ACTION ITEM → From the entries below, copy every line where the string "icon" appears.

(Data excerpts)
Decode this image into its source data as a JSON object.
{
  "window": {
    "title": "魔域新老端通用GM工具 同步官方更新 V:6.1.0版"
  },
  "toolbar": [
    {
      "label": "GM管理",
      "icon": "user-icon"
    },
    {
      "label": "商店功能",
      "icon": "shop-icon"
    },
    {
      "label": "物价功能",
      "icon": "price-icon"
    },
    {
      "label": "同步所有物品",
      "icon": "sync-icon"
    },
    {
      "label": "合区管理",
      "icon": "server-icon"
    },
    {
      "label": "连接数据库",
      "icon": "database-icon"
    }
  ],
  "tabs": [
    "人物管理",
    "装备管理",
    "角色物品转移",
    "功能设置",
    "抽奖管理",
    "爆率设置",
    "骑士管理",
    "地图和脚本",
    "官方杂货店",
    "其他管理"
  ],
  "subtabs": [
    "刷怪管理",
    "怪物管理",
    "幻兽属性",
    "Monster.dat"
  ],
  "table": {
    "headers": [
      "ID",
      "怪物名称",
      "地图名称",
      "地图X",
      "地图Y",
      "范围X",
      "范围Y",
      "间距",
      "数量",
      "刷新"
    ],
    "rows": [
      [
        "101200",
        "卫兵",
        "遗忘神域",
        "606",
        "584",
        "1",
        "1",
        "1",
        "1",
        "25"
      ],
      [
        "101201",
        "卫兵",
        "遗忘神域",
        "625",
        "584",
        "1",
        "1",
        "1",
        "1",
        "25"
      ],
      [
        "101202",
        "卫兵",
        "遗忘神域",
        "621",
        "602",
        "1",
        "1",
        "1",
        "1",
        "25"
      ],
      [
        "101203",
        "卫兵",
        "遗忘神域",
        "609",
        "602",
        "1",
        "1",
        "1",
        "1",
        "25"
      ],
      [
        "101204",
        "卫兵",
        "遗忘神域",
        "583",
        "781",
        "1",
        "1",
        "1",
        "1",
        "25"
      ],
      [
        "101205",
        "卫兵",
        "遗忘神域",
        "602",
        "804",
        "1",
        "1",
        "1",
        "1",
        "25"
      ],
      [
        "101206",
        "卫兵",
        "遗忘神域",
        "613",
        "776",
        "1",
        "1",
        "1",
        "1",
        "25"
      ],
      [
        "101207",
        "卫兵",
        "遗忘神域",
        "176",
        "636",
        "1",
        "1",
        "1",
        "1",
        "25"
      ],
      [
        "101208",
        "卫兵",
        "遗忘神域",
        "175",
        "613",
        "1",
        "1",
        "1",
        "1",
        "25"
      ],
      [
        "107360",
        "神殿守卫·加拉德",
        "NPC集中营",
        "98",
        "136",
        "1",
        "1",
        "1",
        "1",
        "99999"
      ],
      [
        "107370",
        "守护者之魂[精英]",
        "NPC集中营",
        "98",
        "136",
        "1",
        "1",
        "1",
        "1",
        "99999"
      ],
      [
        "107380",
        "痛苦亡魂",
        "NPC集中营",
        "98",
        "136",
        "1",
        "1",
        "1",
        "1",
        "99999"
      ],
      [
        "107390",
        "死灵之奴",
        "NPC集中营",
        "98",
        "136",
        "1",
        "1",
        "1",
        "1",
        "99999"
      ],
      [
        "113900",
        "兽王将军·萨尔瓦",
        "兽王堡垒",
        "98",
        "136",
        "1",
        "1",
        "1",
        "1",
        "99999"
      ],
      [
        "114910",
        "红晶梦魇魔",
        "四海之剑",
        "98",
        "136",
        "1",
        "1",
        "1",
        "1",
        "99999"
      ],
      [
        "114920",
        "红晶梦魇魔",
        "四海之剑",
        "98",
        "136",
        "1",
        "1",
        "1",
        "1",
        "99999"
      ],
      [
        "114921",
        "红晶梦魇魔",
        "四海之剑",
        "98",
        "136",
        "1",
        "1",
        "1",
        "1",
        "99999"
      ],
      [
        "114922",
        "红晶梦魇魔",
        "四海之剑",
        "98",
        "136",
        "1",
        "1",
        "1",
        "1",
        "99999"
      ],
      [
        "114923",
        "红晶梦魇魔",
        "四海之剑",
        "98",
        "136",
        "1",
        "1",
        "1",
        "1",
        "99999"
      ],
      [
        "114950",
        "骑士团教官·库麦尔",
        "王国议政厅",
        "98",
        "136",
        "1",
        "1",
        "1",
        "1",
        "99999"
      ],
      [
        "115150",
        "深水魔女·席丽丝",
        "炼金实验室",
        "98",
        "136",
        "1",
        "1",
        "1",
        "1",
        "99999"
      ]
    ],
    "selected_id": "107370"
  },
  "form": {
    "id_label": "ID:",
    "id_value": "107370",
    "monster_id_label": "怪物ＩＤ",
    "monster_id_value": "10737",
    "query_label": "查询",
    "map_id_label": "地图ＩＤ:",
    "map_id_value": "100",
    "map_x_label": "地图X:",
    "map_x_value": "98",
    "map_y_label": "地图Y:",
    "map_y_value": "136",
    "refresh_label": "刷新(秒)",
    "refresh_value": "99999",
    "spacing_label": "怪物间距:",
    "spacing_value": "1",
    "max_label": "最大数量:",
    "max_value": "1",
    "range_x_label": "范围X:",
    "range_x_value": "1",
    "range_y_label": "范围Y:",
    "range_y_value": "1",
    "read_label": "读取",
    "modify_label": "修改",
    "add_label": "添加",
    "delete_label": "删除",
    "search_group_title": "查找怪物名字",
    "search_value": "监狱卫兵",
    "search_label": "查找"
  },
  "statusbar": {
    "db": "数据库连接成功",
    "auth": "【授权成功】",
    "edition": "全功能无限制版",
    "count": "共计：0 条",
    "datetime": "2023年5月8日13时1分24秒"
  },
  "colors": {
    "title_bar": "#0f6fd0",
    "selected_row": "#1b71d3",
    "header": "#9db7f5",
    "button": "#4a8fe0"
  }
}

OUTPUT →
      "icon": "user-icon"
      "icon": "shop-icon"
      "icon": "price-icon"
      "icon": "sync-icon"
      "icon": "server-icon"
      "icon": "database-icon"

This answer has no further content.